To be a survivor is a complex and terrible thing. Leo has been given over to a world that those who remained behind can never imagine.Neither can they realise his anguish, disconnection and rage when he returns home five years later.
In The Hunger Angel, the fact that Leo has come back from the camp is "a stroke of crippled luck" and "a survival top that starts spinning at the least damned thing". He is not free, and he knows it. The telling of his tale in all its intricate and wretched detail is the thing that brings him to life. This detail is extraordinary. Müller credits Pastior for her knowledge of the life in the camp but the inwardness of vision throughout the story is something Müller owes to her imagination alone. This is a remarkable novel, both bleak and chastening. Leo may be at home again, but within him his experience of life in the camp lives on forever. I highly recommend this harrowing and unique book.
on December 21, 2014
The Hunger Angel
At the end of the Second World War, the Soviet Union required that German people from the ages of 17 to 45 be taken to labor camps where they will help to rebuild the country their countrymen destroyed. So in January, 1945, Leo Amberg packed some special things and was hauled by train to a labor camp. No talent would be needed for these people to do the mindless jobs of making bricks and other work thrust upon them. These people had no idea how long they would be in the labor camp.
When Leo’s name appeared for the labor camp, he packed a gramophone case for some of his possessions, not knowing what to expect. There he would perform whatever task the leader of his group gave him.
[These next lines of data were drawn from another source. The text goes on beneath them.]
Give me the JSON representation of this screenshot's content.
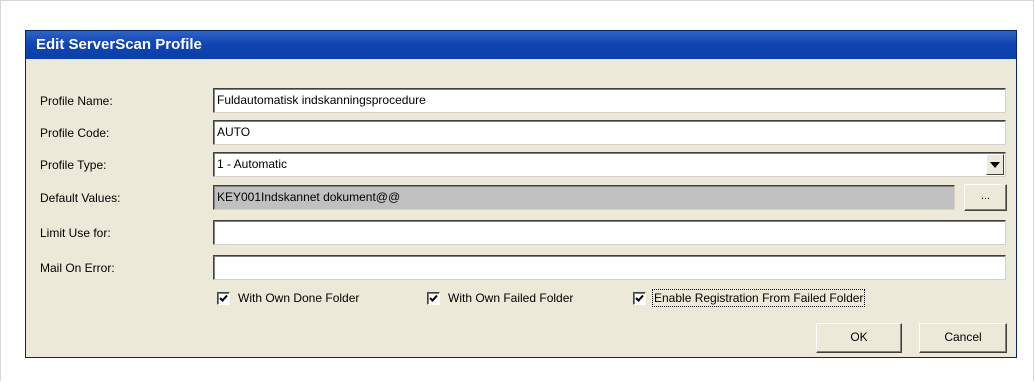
{
  "dialog": {
    "title": "Edit ServerScan Profile"
  },
  "form": {
    "profile_name_label": "Profile Name:",
    "profile_name_value": "Fuldautomatisk indskanningsprocedure",
    "profile_code_label": "Profile Code:",
    "profile_code_value": "AUTO",
    "profile_type_label": "Profile Type:",
    "profile_type_value": "1 - Automatic",
    "default_values_label": "Default Values:",
    "default_values_value": "KEY001Indskannet dokument@@",
    "browse_label": "...",
    "limit_use_label": "Limit Use for:",
    "limit_use_value": "",
    "mail_on_error_label": "Mail On Error:",
    "mail_on_error_value": ""
  },
  "checkboxes": [
    {
      "label": "With Own Done Folder",
      "checked": true
    },
    {
      "label": "With Own Failed Folder",
      "checked": true
    },
    {
      "label": "Enable Registration From Failed Folder",
      "checked": true
    }
  ],
  "buttons": {
    "ok": "OK",
    "cancel": "Cancel"
  },
  "icons": {
    "dropdown": "chevron-down-icon",
    "check": "checkmark-icon"
  },
  "colors": {
    "titlebar": "#0a3ea8",
    "dialog_bg": "#ece9d8",
    "readonly_field": "#c0c0c0"
  }
}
He sometimes worked at night or sometimes in the day. Food was the money of the camp. Food was traded and for a treasure someone had brought with them and as Leo would discover, sometimes the trade was not worth the small amount of food for which he traded.
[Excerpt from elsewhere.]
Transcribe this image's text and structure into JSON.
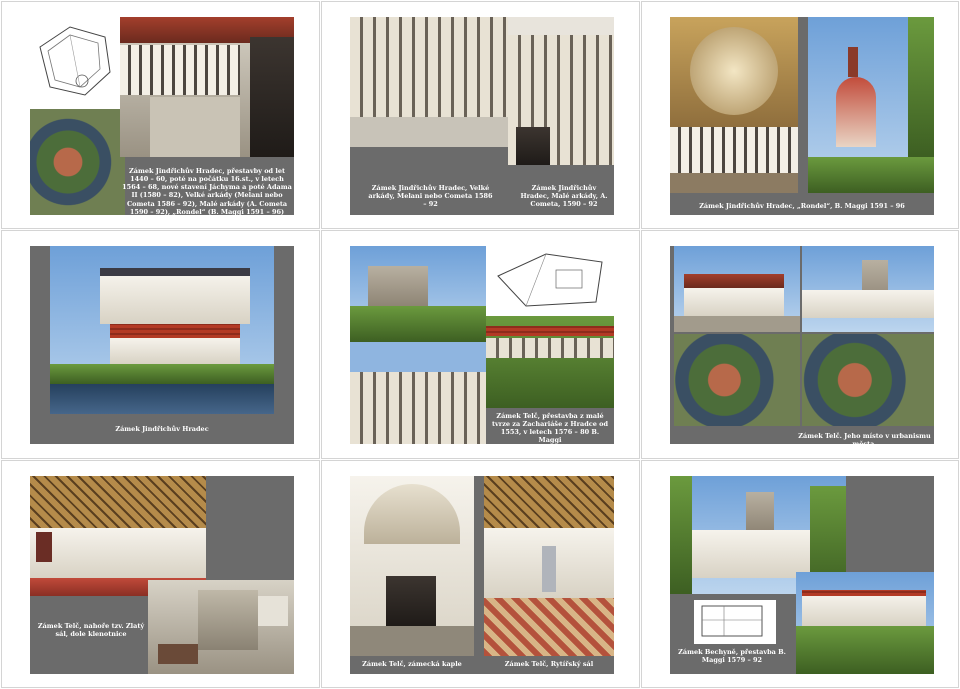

People died often in this camp. There was no real medical help for anyone. And one’s survival had to do with the work one was given (or not given), the food one could get sometimes by stealing from others in the camp. And yet there were times when Leo was free to walk into the town and barter his treasures for food. Hence the title, The Hunger Angel.
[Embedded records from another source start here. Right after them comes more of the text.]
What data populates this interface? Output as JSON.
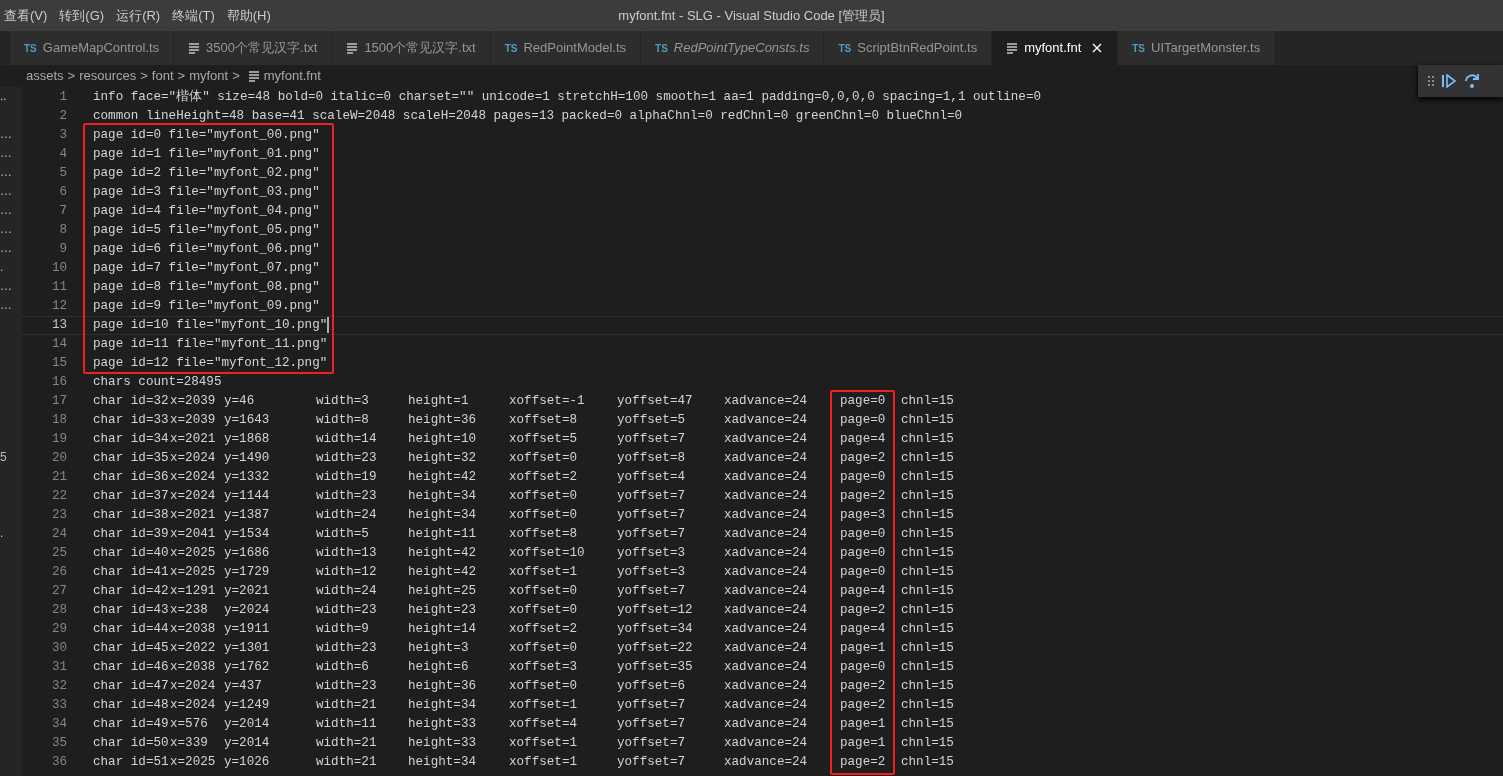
{
  "menu": [
    "查看(V)",
    "转到(G)",
    "运行(R)",
    "终端(T)",
    "帮助(H)"
  ],
  "window": {
    "title": "myfont.fnt - SLG - Visual Studio Code [管理员]"
  },
  "tabs": [
    {
      "label": "GameMapControl.ts",
      "badge": "TS",
      "italic": false,
      "selected": false
    },
    {
      "label": "3500个常见汉字.txt",
      "italic": false,
      "selected": false
    },
    {
      "label": "1500个常见汉字.txt",
      "italic": false,
      "selected": false
    },
    {
      "label": "RedPointModel.ts",
      "badge": "TS",
      "italic": false,
      "selected": false
    },
    {
      "label": "RedPointTypeConsts.ts",
      "badge": "TS",
      "italic": true,
      "selected": false
    },
    {
      "label": "ScriptBtnRedPoint.ts",
      "badge": "TS",
      "italic": false,
      "selected": false
    },
    {
      "label": "myfont.fnt",
      "italic": false,
      "selected": true
    },
    {
      "label": "UITargetMonster.ts",
      "badge": "TS",
      "italic": false,
      "selected": false
    }
  ],
  "breadcrumb": {
    "folders": [
      "assets",
      "resources",
      "font",
      "myfont"
    ],
    "file": "myfont.fnt",
    "separator": ">"
  },
  "lines": [
    {
      "number": "1",
      "kind": "text",
      "text": "info face=\"楷体\" size=48 bold=0 italic=0 charset=\"\" unicode=1 stretchH=100 smooth=1 aa=1 padding=0,0,0,0 spacing=1,1 outline=0",
      "boxed": false,
      "current": false,
      "side_mark": "‥"
    },
    {
      "number": "2",
      "kind": "text",
      "text": "common lineHeight=48 base=41 scaleW=2048 scaleH=2048 pages=13 packed=0 alphaChnl=0 redChnl=0 greenChnl=0 blueChnl=0",
      "boxed": false,
      "current": false
    },
    {
      "number": "3",
      "kind": "text",
      "text": "page id=0 file=\"myfont_00.png\"",
      "boxed": true,
      "current": false,
      "side_mark": "…"
    },
    {
      "number": "4",
      "kind": "text",
      "text": "page id=1 file=\"myfont_01.png\"",
      "boxed": true,
      "current": false,
      "side_mark": "…"
    },
    {
      "number": "5",
      "kind": "text",
      "text": "page id=2 file=\"myfont_02.png\"",
      "boxed": true,
      "current": false,
      "side_mark": "…"
    },
    {
      "number": "6",
      "kind": "text",
      "text": "page id=3 file=\"myfont_03.png\"",
      "boxed": true,
      "current": false,
      "side_mark": "…"
    },
    {
      "number": "7",
      "kind": "text",
      "text": "page id=4 file=\"myfont_04.png\"",
      "boxed": true,
      "current": false,
      "side_mark": "…"
    },
    {
      "number": "8",
      "kind": "text",
      "text": "page id=5 file=\"myfont_05.png\"",
      "boxed": true,
      "current": false,
      "side_mark": "…"
    },
    {
      "number": "9",
      "kind": "text",
      "text": "page id=6 file=\"myfont_06.png\"",
      "boxed": true,
      "current": false,
      "side_mark": "…"
    },
    {
      "number": "10",
      "kind": "text",
      "text": "page id=7 file=\"myfont_07.png\"",
      "boxed": true,
      "current": false,
      "side_mark": "."
    },
    {
      "number": "11",
      "kind": "text",
      "text": "page id=8 file=\"myfont_08.png\"",
      "boxed": true,
      "current": false,
      "side_mark": "…"
    },
    {
      "number": "12",
      "kind": "text",
      "text": "page id=9 file=\"myfont_09.png\"",
      "boxed": true,
      "current": false,
      "side_mark": "…"
    },
    {
      "number": "13",
      "kind": "text",
      "text": "page id=10 file=\"myfont_10.png\"",
      "boxed": true,
      "current": true
    },
    {
      "number": "14",
      "kind": "text",
      "text": "page id=11 file=\"myfont_11.png\"",
      "boxed": true,
      "current": false
    },
    {
      "number": "15",
      "kind": "text",
      "text": "page id=12 file=\"myfont_12.png\"",
      "boxed": true,
      "current": false
    },
    {
      "number": "16",
      "kind": "text",
      "text": "chars count=28495",
      "boxed": false,
      "current": false
    },
    {
      "number": "17",
      "kind": "record",
      "fields": [
        "char id=32",
        "x=2039",
        "y=46",
        "width=3",
        "height=1",
        "xoffset=-1",
        "yoffset=47",
        "xadvance=24",
        "page=0",
        "chnl=15"
      ],
      "boxed": true,
      "current": false
    },
    {
      "number": "18",
      "kind": "record",
      "fields": [
        "char id=33",
        "x=2039",
        "y=1643",
        "width=8",
        "height=36",
        "xoffset=8",
        "yoffset=5",
        "xadvance=24",
        "page=0",
        "chnl=15"
      ],
      "boxed": true,
      "current": false
    },
    {
      "number": "19",
      "kind": "record",
      "fields": [
        "char id=34",
        "x=2021",
        "y=1868",
        "width=14",
        "height=10",
        "xoffset=5",
        "yoffset=7",
        "xadvance=24",
        "page=4",
        "chnl=15"
      ],
      "boxed": true,
      "current": false
    },
    {
      "number": "20",
      "kind": "record",
      "fields": [
        "char id=35",
        "x=2024",
        "y=1490",
        "width=23",
        "height=32",
        "xoffset=0",
        "yoffset=8",
        "xadvance=24",
        "page=2",
        "chnl=15"
      ],
      "boxed": true,
      "current": false,
      "side_mark": "5"
    },
    {
      "number": "21",
      "kind": "record",
      "fields": [
        "char id=36",
        "x=2024",
        "y=1332",
        "width=19",
        "height=42",
        "xoffset=2",
        "yoffset=4",
        "xadvance=24",
        "page=0",
        "chnl=15"
      ],
      "boxed": true,
      "current": false
    },
    {
      "number": "22",
      "kind": "record",
      "fields": [
        "char id=37",
        "x=2024",
        "y=1144",
        "width=23",
        "height=34",
        "xoffset=0",
        "yoffset=7",
        "xadvance=24",
        "page=2",
        "chnl=15"
      ],
      "boxed": true,
      "current": false
    },
    {
      "number": "23",
      "kind": "record",
      "fields": [
        "char id=38",
        "x=2021",
        "y=1387",
        "width=24",
        "height=34",
        "xoffset=0",
        "yoffset=7",
        "xadvance=24",
        "page=3",
        "chnl=15"
      ],
      "boxed": true,
      "current": false
    },
    {
      "number": "24",
      "kind": "record",
      "fields": [
        "char id=39",
        "x=2041",
        "y=1534",
        "width=5",
        "height=11",
        "xoffset=8",
        "yoffset=7",
        "xadvance=24",
        "page=0",
        "chnl=15"
      ],
      "boxed": true,
      "current": false,
      "side_mark": "."
    },
    {
      "number": "25",
      "kind": "record",
      "fields": [
        "char id=40",
        "x=2025",
        "y=1686",
        "width=13",
        "height=42",
        "xoffset=10",
        "yoffset=3",
        "xadvance=24",
        "page=0",
        "chnl=15"
      ],
      "boxed": true,
      "current": false
    },
    {
      "number": "26",
      "kind": "record",
      "fields": [
        "char id=41",
        "x=2025",
        "y=1729",
        "width=12",
        "height=42",
        "xoffset=1",
        "yoffset=3",
        "xadvance=24",
        "page=0",
        "chnl=15"
      ],
      "boxed": true,
      "current": false
    },
    {
      "number": "27",
      "kind": "record",
      "fields": [
        "char id=42",
        "x=1291",
        "y=2021",
        "width=24",
        "height=25",
        "xoffset=0",
        "yoffset=7",
        "xadvance=24",
        "page=4",
        "chnl=15"
      ],
      "boxed": true,
      "current": false
    },
    {
      "number": "28",
      "kind": "record",
      "fields": [
        "char id=43",
        "x=238",
        "y=2024",
        "width=23",
        "height=23",
        "xoffset=0",
        "yoffset=12",
        "xadvance=24",
        "page=2",
        "chnl=15"
      ],
      "boxed": true,
      "current": false
    },
    {
      "number": "29",
      "kind": "record",
      "fields": [
        "char id=44",
        "x=2038",
        "y=1911",
        "width=9",
        "height=14",
        "xoffset=2",
        "yoffset=34",
        "xadvance=24",
        "page=4",
        "chnl=15"
      ],
      "boxed": true,
      "current": false
    },
    {
      "number": "30",
      "kind": "record",
      "fields": [
        "char id=45",
        "x=2022",
        "y=1301",
        "width=23",
        "height=3",
        "xoffset=0",
        "yoffset=22",
        "xadvance=24",
        "page=1",
        "chnl=15"
      ],
      "boxed": true,
      "current": false
    },
    {
      "number": "31",
      "kind": "record",
      "fields": [
        "char id=46",
        "x=2038",
        "y=1762",
        "width=6",
        "height=6",
        "xoffset=3",
        "yoffset=35",
        "xadvance=24",
        "page=0",
        "chnl=15"
      ],
      "boxed": true,
      "current": false
    },
    {
      "number": "32",
      "kind": "record",
      "fields": [
        "char id=47",
        "x=2024",
        "y=437",
        "width=23",
        "height=36",
        "xoffset=0",
        "yoffset=6",
        "xadvance=24",
        "page=2",
        "chnl=15"
      ],
      "boxed": true,
      "current": false
    },
    {
      "number": "33",
      "kind": "record",
      "fields": [
        "char id=48",
        "x=2024",
        "y=1249",
        "width=21",
        "height=34",
        "xoffset=1",
        "yoffset=7",
        "xadvance=24",
        "page=2",
        "chnl=15"
      ],
      "boxed": true,
      "current": false
    },
    {
      "number": "34",
      "kind": "record",
      "fields": [
        "char id=49",
        "x=576",
        "y=2014",
        "width=11",
        "height=33",
        "xoffset=4",
        "yoffset=7",
        "xadvance=24",
        "page=1",
        "chnl=15"
      ],
      "boxed": true,
      "current": false
    },
    {
      "number": "35",
      "kind": "record",
      "fields": [
        "char id=50",
        "x=339",
        "y=2014",
        "width=21",
        "height=33",
        "xoffset=1",
        "yoffset=7",
        "xadvance=24",
        "page=1",
        "chnl=15"
      ],
      "boxed": true,
      "current": false
    },
    {
      "number": "36",
      "kind": "record",
      "fields": [
        "char id=51",
        "x=2025",
        "y=1026",
        "width=21",
        "height=34",
        "xoffset=1",
        "yoffset=7",
        "xadvance=24",
        "page=2",
        "chnl=15"
      ],
      "boxed": true,
      "current": false
    }
  ]
}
When Leo left home, his grandmother encouraged him by telling him he would come back. His daily effort to stay alive and continue to work came from that mantra, he would come back.
This is a hard book to read, partly because of the boredom of the work and also because of the hopelessness that was easy to develop as camp workers stole from one another to survive another day. Bread was money to these people. Chapter leads into chapter of what is an endless process of trying to beat death, which most lose.
Even when Leo does return home after several years of enforced labor, he finds he has a younger brother of whom he is envious because he was born after Leo left for the camp. Leo feels as though his family has changed and sometimes he thinks he would be better off dead.